I limit my intake of any type of fish to two meals a week or less and only one meal of albacore or ‘white’ tuna. Tuna may also contain mercury. Other fish may contain low levels of mercury or other toxins that can hurt your baby. I know that fish can be a great source of protein and omega-3 fatty acids, but I take a DHA vitamin supplement to help with brain and eye health in my baby.
- Everything else – I love chicken salad and egg salad sandwiches, but I only eat them when they are made fresh. I wouldn’t buy them in a store or a restaurant, or eat them after a day in the fridge. They could potentially contain Listeria. (Ham and tuna salad would fall in this category, too.)
A comment on this post reminded me that the grilled chicken found on salads in restaurants may also have been cooked in advance and served cold. Unless its cooked in the restaurant right before you eat it or its reheated, I would stay away from it.
Just ask your waiter about it. Raw eggs and the potential Salmonella that they may carry can be especially dangerous for pregnant women, so I make sure to cook my eggs thoroughly and I don’t eat raw cookie dough or lick the spoon when baking a cake or cookies.
Some people make ice cream with raw eggs, and it’s not that time of year, but eggnog is sometimes made with raw eggs. You can buy pasteurized eggs at the store for your homemade ice cream or eggnog.
*9-4-13 Amendment* I just learned this weekend that Caesar salad may contain raw egg yolk, especially if it is prepared at a restaurant. So, last night at Carrabba's, I asked the waitress if there were raw eggs in my salad. She said that they were pasteurized! Store bought Caesar salad and dressings would be prepared with pasteurized eggs.*
Some soft cheeses such as Brie or Feta may contain Listeria or E. coliif they are not prepared with pasteurized milk. You can check labels to make sure cheeses are made with pasteurized milk. I usually don’t drink unpasteurized milk or juice anyway, but especially now. That means no raw milk. Raw sprouts are not typically something I eat, but they have been linked with outbreaks of E. coli and Salmonella, so I will stay away from them completely for right now.
- Not food, but important – Cat poop may contain a dangerous parasite that causes Toxoplasmosis, which can cause problems with pregnancy even abortion.
So, let someone else clean out the litter box and stay away from stray cats. Be sure to wash your hands after petting your cats.
Vallie recently adopted a turtle (Princess). Turtles can carry Salmonella, so I make sure to wash my hands thoroughly after touching Princess or anything inside her habitat. Be careful of any reptiles or amphibians. We have cattle and spend lots of time at fairs and shows.
Even healthy animals can carry bacteria that can make you sick, so I’m sure to wash my hands when we come inside from the barns. If you go to the fair or a petting zoo, be sure to wash your hands after you or your kids touch any of the animals.

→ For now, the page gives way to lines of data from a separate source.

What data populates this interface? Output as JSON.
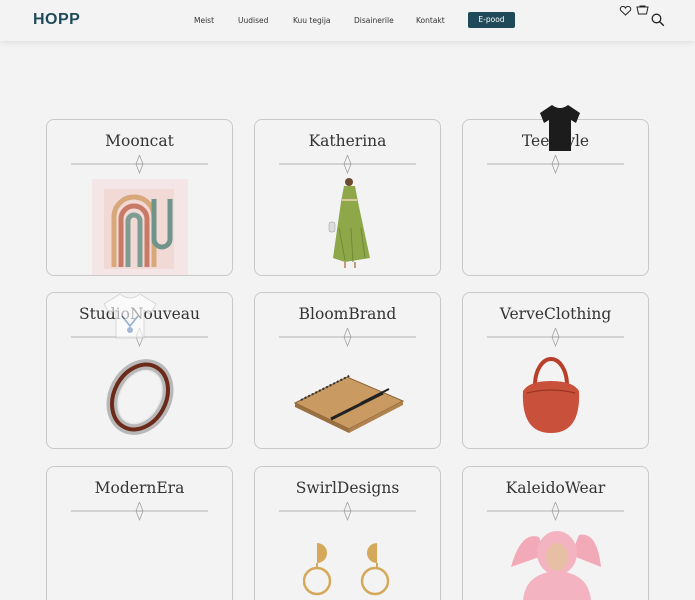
{
  "header": {
    "logo": "HOPP",
    "nav": [
      {
        "label": "Meist"
      },
      {
        "label": "Uudised"
      },
      {
        "label": "Kuu tegija"
      },
      {
        "label": "Disainerile"
      },
      {
        "label": "Kontakt"
      }
    ],
    "shop_button": "E-pood",
    "icons": [
      "heart-icon",
      "cart-icon",
      "search-icon"
    ]
  },
  "brands": [
    {
      "name": "Mooncat",
      "image": "rainbow-art-print"
    },
    {
      "name": "Katherina",
      "image": "green-dress"
    },
    {
      "name": "TeeStyle",
      "image": "black-tshirt"
    },
    {
      "name": "StudioNouveau",
      "image": "wooden-inlay-ring"
    },
    {
      "name": "BloomBrand",
      "image": "bamboo-notebook"
    },
    {
      "name": "VerveClothing",
      "image": "red-handbag"
    },
    {
      "name": "ModernEra",
      "image": ""
    },
    {
      "name": "SwirlDesigns",
      "image": "gold-earrings"
    },
    {
      "name": "KaleidoWear",
      "image": "pink-hoodie-model"
    }
  ],
  "colors": {
    "brand": "#1f4a5a",
    "background": "#f3f3f4",
    "border": "#c9c9c9"
  }
}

In the mean time, I have been eating a lot more protein lately. Seems I am just not satisfied without it. So my diet contains lots of egg and cheese sandwiches, lean beef steaks, hamburgers, and chicken. Any type of food borne illness can be devastating for a pregnant woman and her baby. So, I’m extra careful to cook my hamburgers to 160° F, my poultry to 165°F, cook my eggs thoroughly and use a meat thermometer. I keep all the food safety rules (Clean, Cook, Chill and Separate) in mind when I’m working in the kitchen.
There are so many questions when you’re pregnant. I hope this post answers more questions than it generates, but if you have one, please let me know!